Give back the records below exactly, every one, with no pictures.

*** INFORMATION SHOWN Section Begins ***

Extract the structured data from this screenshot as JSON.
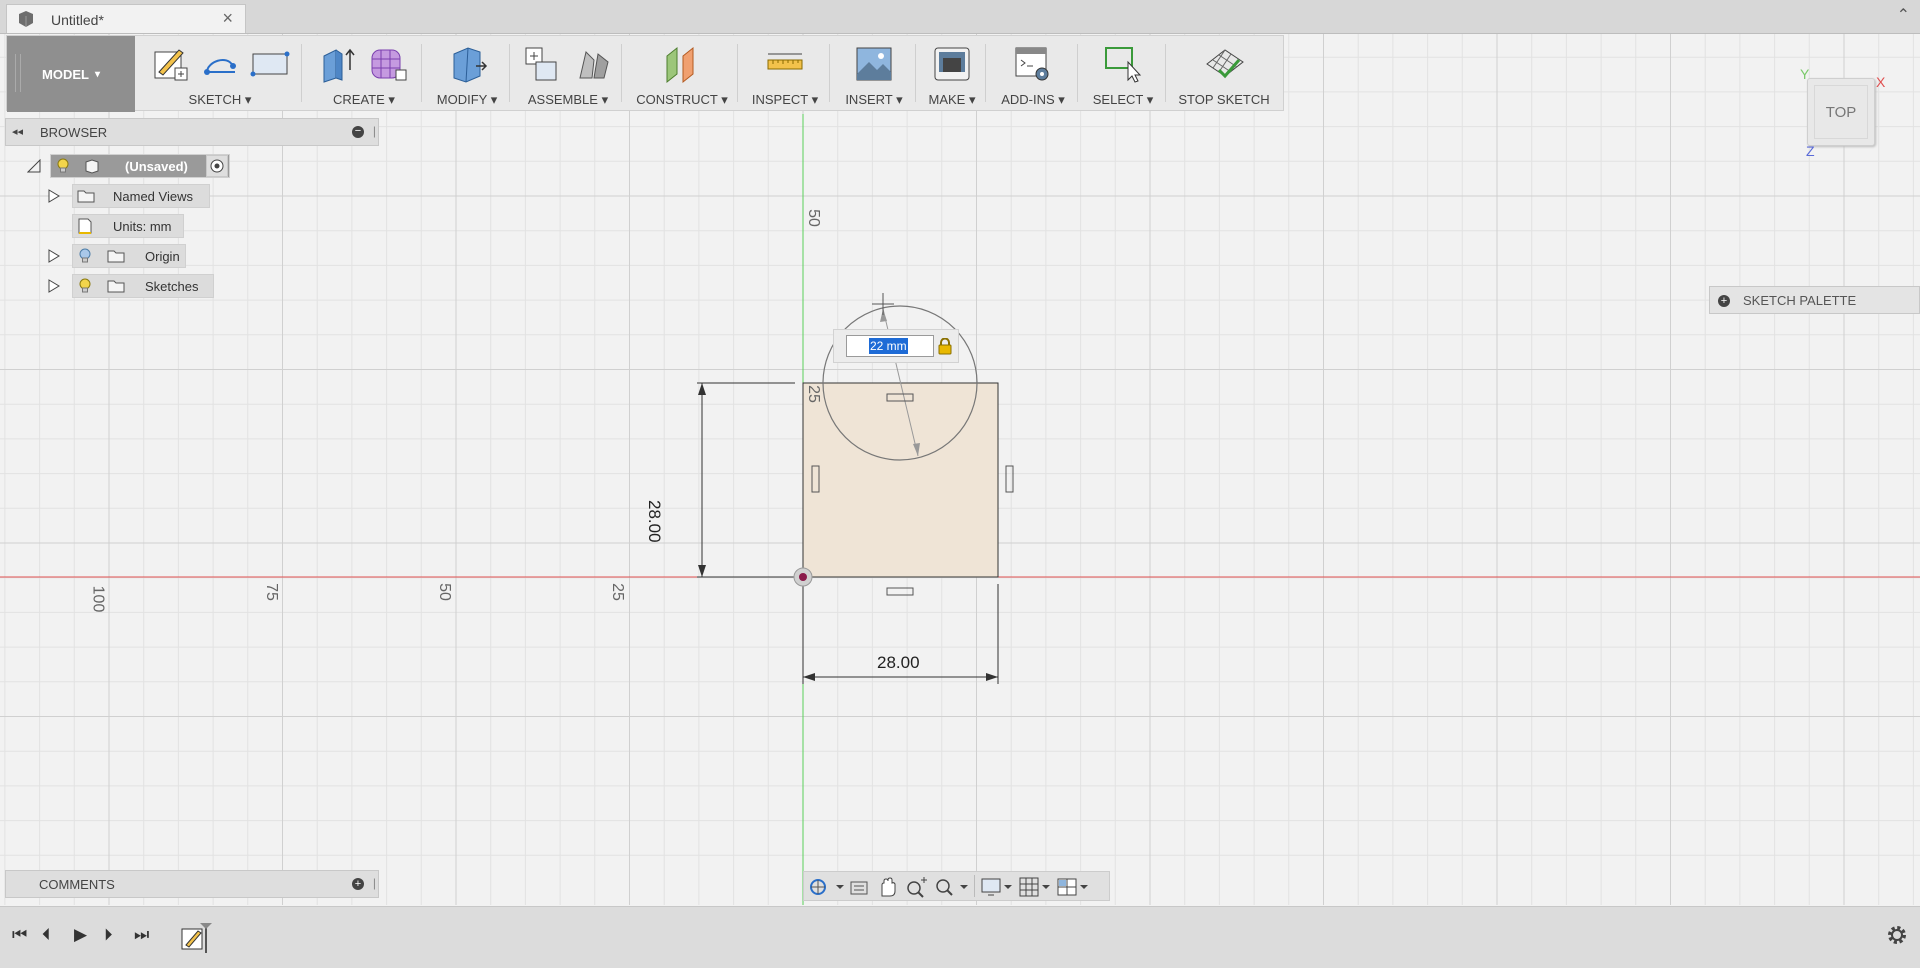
{
  "tab": {
    "title": "Untitled*",
    "close": "×"
  },
  "toolbar": {
    "model_label": "MODEL",
    "groups": [
      {
        "label": "SKETCH"
      },
      {
        "label": "CREATE"
      },
      {
        "label": "MODIFY"
      },
      {
        "label": "ASSEMBLE"
      },
      {
        "label": "CONSTRUCT"
      },
      {
        "label": "INSPECT"
      },
      {
        "label": "INSERT"
      },
      {
        "label": "MAKE"
      },
      {
        "label": "ADD-INS"
      },
      {
        "label": "SELECT"
      },
      {
        "label": "STOP SKETCH"
      }
    ],
    "dropdown_glyph": "▾"
  },
  "browser": {
    "title": "BROWSER",
    "root": "(Unsaved)",
    "items": [
      {
        "label": "Named Views"
      },
      {
        "label": "Units: mm"
      },
      {
        "label": "Origin"
      },
      {
        "label": "Sketches"
      }
    ]
  },
  "comments": {
    "title": "COMMENTS"
  },
  "sketch_palette": {
    "title": "SKETCH PALETTE"
  },
  "viewcube": {
    "face": "TOP",
    "axis_x": "X",
    "axis_y": "Y",
    "axis_z": "Z"
  },
  "canvas": {
    "ruler_left": [
      "100",
      "75",
      "50",
      "25"
    ],
    "ruler_up": [
      "50",
      "25"
    ],
    "dim_width": "28.00",
    "dim_height": "28.00",
    "dim_input_value": "22 mm"
  },
  "colors": {
    "x_axis": "#e05050",
    "y_axis": "#5ad05a",
    "sketch_fill": "#efe4d6",
    "grid": "#d8d8d8",
    "accent": "#1e6bd6"
  }
}
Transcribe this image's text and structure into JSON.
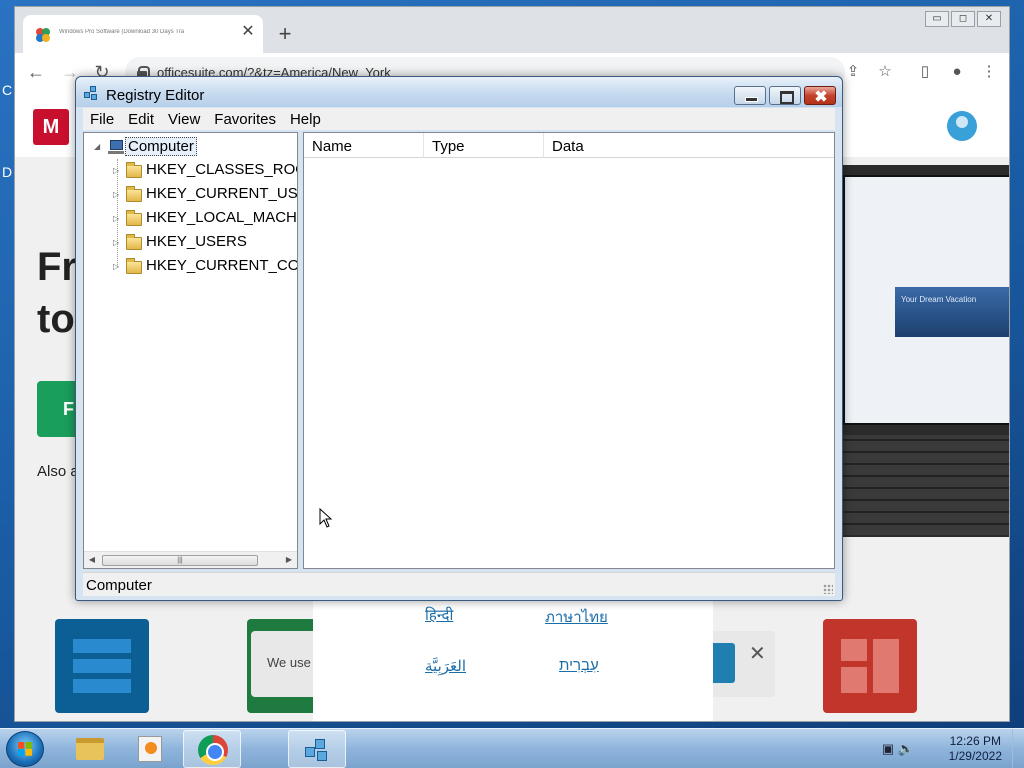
{
  "desktop": {
    "edge_chars": [
      "C",
      "D"
    ]
  },
  "browser": {
    "tab_title": "Windows Pro Software (Download 30 Days Tra",
    "tab_close": "✕",
    "new_tab": "+",
    "url": "officesuite.com/?&tz=America/New_York",
    "window_controls": [
      "▭",
      "◻",
      "✕"
    ],
    "page": {
      "logo_text": "M",
      "hero_line1": "Fr",
      "hero_line2": "to",
      "cta_label": "Fi",
      "also_text": "Also a",
      "vacation_text": "Your Dream Vacation",
      "cookie_text": "We use",
      "cookie_close": "✕",
      "languages": [
        "हिन्दी",
        "ภาษาไทย",
        "العَرَبِيَّة",
        "עִבְרִית"
      ]
    }
  },
  "regedit": {
    "title": "Registry Editor",
    "menu": [
      "File",
      "Edit",
      "View",
      "Favorites",
      "Help"
    ],
    "tree": {
      "root": "Computer",
      "items": [
        "HKEY_CLASSES_ROOT",
        "HKEY_CURRENT_USER",
        "HKEY_LOCAL_MACHINE",
        "HKEY_USERS",
        "HKEY_CURRENT_CONFIG"
      ]
    },
    "columns": [
      "Name",
      "Type",
      "Data"
    ],
    "status": "Computer",
    "scroll_thumb_grip": "|||"
  },
  "taskbar": {
    "clock_time": "12:26 PM",
    "clock_date": "1/29/2022",
    "tray_icons": [
      "network-icon",
      "volume-icon"
    ]
  }
}
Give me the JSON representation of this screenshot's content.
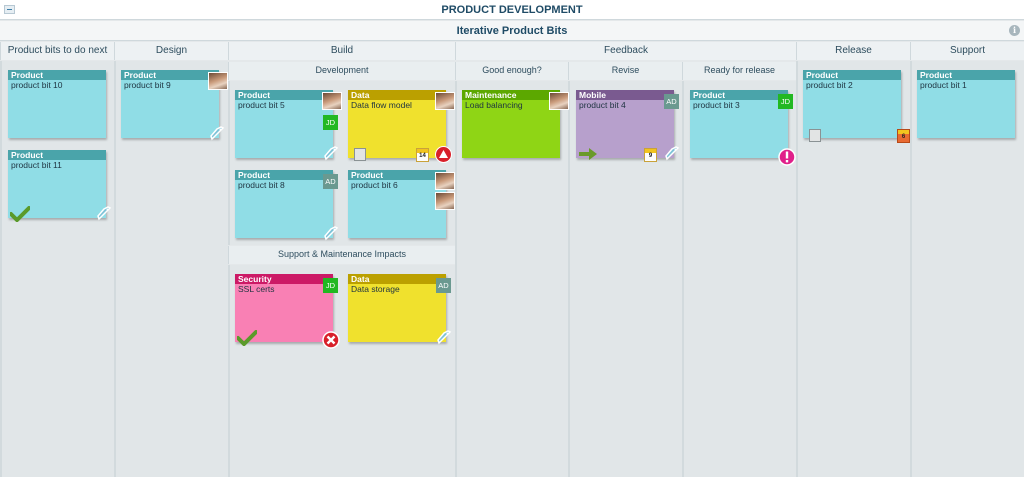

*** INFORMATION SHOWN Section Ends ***

[TASK ANSWER]
Extract the structured data from this screenshot as JSON.
{
  "tab": {
    "title": "Untitled*",
    "close": "×"
  },
  "toolbar": {
    "model_label": "MODEL",
    "groups": [
      {
        "label": "SKETCH"
      },
      {
        "label": "CREATE"
      },
      {
        "label": "MODIFY"
      },
      {
        "label": "ASSEMBLE"
      },
      {
        "label": "CONSTRUCT"
      },
      {
        "label": "INSPECT"
      },
      {
        "label": "INSERT"
      },
      {
        "label": "MAKE"
      },
      {
        "label": "ADD-INS"
      },
      {
        "label": "SELECT"
      },
      {
        "label": "STOP SKETCH"
      }
    ],
    "dropdown_glyph": "▾"
  },
  "browser": {
    "title": "BROWSER",
    "root": "(Unsaved)",
    "items": [
      {
        "label": "Named Views"
      },
      {
        "label": "Units: mm"
      },
      {
        "label": "Origin"
      },
      {
        "label": "Sketches"
      }
    ]
  },
  "comments": {
    "title": "COMMENTS"
  },
  "sketch_palette": {
    "title": "SKETCH PALETTE"
  },
  "viewcube": {
    "face": "TOP",
    "axis_x": "X",
    "axis_y": "Y",
    "axis_z": "Z"
  },
  "canvas": {
    "ruler_left": [
      "100",
      "75",
      "50",
      "25"
    ],
    "ruler_up": [
      "50",
      "25"
    ],
    "dim_width": "28.00",
    "dim_height": "28.00",
    "dim_input_value": "22 mm"
  },
  "colors": {
    "x_axis": "#e05050",
    "y_axis": "#5ad05a",
    "sketch_fill": "#efe4d6",
    "grid": "#d8d8d8",
    "accent": "#1e6bd6"
  }
}
Transcribe this image's text and structure into JSON.
{
  "desktop": {
    "edge_chars": [
      "C",
      "D"
    ]
  },
  "browser": {
    "tab_title": "Windows Pro Software (Download 30 Days Tra",
    "tab_close": "✕",
    "new_tab": "+",
    "url": "officesuite.com/?&tz=America/New_York",
    "window_controls": [
      "▭",
      "◻",
      "✕"
    ],
    "page": {
      "logo_text": "M",
      "hero_line1": "Fr",
      "hero_line2": "to",
      "cta_label": "Fi",
      "also_text": "Also a",
      "vacation_text": "Your Dream Vacation",
      "cookie_text": "We use",
      "cookie_close": "✕",
      "languages": [
        "हिन्दी",
        "ภาษาไทย",
        "العَرَبِيَّة",
        "עִבְרִית"
      ]
    }
  },
  "regedit": {
    "title": "Registry Editor",
    "menu": [
      "File",
      "Edit",
      "View",
      "Favorites",
      "Help"
    ],
    "tree": {
      "root": "Computer",
      "items": [
        "HKEY_CLASSES_ROOT",
        "HKEY_CURRENT_USER",
        "HKEY_LOCAL_MACHINE",
        "HKEY_USERS",
        "HKEY_CURRENT_CONFIG"
      ]
    },
    "columns": [
      "Name",
      "Type",
      "Data"
    ],
    "status": "Computer",
    "scroll_thumb_grip": "|||"
  },
  "taskbar": {
    "clock_time": "12:26 PM",
    "clock_date": "1/29/2022",
    "tray_icons": [
      "network-icon",
      "volume-icon"
    ]
  }
}
Give me the JSON representation of this screenshot's content.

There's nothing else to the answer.